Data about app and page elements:
==================================================
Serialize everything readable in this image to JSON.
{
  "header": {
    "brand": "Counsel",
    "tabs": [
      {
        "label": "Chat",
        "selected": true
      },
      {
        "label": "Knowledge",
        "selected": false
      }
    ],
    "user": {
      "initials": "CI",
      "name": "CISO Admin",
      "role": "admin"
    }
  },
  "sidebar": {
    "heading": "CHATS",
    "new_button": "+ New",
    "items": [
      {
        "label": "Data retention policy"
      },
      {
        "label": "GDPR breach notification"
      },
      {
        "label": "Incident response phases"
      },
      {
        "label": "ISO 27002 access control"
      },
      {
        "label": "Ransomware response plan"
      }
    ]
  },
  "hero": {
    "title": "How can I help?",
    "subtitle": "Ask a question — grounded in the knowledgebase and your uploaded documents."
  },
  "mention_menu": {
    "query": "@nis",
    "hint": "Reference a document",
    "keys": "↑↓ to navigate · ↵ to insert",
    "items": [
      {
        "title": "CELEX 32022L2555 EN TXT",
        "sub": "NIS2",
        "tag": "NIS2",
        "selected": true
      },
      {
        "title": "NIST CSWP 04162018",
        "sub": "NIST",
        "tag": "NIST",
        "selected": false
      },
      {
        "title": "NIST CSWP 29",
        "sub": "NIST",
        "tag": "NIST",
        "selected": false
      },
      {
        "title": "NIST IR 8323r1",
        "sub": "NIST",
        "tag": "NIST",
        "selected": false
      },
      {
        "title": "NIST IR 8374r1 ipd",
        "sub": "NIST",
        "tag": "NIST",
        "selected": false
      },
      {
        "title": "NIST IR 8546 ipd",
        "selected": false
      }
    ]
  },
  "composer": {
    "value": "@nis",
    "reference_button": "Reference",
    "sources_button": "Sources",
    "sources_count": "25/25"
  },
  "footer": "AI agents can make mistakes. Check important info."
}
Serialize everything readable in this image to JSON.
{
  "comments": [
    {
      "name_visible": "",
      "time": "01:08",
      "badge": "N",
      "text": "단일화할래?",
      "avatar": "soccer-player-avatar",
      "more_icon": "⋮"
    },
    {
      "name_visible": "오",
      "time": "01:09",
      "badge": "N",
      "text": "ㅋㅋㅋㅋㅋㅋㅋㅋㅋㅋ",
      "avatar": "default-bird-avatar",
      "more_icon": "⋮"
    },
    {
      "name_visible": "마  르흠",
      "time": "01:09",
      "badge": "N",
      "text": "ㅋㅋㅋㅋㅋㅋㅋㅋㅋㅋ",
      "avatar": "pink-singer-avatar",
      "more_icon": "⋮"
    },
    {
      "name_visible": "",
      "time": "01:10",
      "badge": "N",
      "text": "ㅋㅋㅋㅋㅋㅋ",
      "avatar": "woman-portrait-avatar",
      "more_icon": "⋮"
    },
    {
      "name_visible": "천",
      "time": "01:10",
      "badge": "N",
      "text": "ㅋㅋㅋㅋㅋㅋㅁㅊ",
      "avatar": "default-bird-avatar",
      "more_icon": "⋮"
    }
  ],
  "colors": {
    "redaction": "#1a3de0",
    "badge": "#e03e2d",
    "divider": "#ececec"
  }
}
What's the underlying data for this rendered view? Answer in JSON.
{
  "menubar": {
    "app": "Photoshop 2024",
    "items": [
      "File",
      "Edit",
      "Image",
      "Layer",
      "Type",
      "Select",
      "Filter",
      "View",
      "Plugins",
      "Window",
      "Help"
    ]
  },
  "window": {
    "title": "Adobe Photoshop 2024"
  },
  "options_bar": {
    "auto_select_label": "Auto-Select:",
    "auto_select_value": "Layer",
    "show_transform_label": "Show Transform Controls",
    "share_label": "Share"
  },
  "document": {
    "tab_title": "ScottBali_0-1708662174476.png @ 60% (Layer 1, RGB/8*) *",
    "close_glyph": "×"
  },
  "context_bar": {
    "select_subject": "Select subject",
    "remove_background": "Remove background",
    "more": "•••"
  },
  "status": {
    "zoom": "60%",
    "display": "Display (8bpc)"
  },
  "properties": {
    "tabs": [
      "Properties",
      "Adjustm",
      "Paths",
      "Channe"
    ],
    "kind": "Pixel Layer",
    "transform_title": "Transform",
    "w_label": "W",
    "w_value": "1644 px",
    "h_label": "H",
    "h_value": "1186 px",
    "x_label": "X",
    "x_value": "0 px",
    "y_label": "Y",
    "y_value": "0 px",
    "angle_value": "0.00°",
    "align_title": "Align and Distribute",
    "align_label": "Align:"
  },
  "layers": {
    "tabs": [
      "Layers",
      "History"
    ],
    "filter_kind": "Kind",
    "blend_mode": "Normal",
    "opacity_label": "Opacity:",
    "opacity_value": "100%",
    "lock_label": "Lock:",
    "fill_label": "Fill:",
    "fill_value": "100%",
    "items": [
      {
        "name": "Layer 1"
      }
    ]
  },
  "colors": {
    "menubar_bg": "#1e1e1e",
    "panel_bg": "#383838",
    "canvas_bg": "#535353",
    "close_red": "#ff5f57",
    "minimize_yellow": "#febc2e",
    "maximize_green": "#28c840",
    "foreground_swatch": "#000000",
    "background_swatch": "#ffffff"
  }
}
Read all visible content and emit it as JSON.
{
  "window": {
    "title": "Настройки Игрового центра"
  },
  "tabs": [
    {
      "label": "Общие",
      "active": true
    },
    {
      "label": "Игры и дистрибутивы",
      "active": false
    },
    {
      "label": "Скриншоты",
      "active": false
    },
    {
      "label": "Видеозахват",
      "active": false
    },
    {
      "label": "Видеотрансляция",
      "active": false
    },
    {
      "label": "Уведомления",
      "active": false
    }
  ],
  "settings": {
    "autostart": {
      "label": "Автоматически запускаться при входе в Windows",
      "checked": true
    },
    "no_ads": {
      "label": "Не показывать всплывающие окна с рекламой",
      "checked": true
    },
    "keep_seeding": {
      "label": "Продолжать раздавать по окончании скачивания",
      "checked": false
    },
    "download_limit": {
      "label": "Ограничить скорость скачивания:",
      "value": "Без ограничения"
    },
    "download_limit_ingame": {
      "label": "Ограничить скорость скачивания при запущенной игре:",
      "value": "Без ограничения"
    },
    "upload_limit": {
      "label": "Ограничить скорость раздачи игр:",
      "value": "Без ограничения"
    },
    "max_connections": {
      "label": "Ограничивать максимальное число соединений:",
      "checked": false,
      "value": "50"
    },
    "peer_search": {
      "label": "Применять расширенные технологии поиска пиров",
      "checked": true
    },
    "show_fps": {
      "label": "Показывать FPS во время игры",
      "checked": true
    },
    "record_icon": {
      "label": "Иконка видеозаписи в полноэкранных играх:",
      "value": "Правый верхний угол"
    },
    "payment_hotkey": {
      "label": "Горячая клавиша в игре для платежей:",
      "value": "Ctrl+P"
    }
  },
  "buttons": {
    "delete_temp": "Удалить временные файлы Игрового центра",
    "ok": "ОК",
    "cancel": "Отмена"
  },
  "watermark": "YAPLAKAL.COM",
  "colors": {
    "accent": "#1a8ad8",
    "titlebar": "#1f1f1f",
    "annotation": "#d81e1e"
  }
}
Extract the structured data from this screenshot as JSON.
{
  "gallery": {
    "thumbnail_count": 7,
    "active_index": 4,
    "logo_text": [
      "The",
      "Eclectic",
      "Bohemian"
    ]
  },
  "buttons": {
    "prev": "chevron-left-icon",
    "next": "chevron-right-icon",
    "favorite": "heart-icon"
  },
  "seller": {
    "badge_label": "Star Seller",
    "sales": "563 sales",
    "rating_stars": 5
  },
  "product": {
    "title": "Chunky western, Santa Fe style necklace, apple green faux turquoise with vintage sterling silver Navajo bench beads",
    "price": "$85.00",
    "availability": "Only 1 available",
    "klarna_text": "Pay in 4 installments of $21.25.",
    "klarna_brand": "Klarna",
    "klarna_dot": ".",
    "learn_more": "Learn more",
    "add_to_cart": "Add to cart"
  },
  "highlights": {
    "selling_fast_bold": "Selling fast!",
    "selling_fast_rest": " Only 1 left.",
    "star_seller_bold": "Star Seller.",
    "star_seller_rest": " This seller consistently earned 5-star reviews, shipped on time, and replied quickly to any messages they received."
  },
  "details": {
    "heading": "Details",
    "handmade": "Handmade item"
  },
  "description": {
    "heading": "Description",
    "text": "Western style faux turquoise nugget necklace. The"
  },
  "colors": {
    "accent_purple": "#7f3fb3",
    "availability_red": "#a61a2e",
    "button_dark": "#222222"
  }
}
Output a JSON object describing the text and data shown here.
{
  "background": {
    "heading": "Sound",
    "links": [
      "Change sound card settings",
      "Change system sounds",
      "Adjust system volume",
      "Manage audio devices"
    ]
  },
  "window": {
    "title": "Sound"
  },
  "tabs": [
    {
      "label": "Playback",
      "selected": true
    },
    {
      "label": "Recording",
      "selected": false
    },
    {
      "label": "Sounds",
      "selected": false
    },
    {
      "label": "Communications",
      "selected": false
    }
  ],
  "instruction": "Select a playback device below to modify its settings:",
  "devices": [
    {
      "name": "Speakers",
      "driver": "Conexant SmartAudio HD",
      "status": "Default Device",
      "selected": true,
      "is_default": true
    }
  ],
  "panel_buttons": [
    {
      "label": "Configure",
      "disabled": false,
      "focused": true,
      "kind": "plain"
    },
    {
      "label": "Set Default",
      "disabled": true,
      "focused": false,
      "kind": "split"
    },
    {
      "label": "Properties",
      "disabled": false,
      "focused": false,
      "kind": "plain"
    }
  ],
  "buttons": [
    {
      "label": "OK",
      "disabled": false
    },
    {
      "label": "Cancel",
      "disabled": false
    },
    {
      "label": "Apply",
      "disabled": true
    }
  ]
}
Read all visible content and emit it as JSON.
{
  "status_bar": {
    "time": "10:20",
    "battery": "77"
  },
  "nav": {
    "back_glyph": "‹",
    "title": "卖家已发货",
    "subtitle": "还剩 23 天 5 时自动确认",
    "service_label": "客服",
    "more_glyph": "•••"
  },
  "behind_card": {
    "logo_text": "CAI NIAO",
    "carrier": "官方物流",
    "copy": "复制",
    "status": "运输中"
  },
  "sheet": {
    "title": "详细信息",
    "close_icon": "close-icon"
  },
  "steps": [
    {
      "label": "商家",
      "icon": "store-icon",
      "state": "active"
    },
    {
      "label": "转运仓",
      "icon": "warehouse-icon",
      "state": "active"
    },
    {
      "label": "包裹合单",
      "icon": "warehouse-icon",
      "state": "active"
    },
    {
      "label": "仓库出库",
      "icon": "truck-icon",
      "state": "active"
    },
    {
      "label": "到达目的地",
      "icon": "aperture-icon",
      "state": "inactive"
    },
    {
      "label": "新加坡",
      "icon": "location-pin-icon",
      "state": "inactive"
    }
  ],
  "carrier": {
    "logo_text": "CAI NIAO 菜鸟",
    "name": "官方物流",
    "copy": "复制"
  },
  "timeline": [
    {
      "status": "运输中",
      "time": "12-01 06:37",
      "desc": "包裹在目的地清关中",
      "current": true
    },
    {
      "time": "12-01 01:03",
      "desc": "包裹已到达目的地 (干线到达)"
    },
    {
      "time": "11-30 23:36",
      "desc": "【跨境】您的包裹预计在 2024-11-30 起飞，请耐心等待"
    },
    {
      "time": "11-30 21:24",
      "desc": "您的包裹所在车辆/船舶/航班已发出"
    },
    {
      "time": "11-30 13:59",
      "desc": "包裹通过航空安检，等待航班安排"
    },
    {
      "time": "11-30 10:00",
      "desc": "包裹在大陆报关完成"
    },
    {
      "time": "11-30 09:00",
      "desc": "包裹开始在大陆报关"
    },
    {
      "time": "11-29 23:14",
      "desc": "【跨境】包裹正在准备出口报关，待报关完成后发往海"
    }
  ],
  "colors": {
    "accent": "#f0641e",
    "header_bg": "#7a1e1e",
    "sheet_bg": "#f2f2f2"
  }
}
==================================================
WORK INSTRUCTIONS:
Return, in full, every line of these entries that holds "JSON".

COMPLETED EXERCISE:
Serialize everything readable in this image to JSON.
Serialize everything readable in this image to JSON.
What's the underlying data for this rendered view? Answer in JSON.
Read all visible content and emit it as JSON.
Extract the structured data from this screenshot as JSON.
Output a JSON object describing the text and data shown here.
Read all visible content and emit it as JSON.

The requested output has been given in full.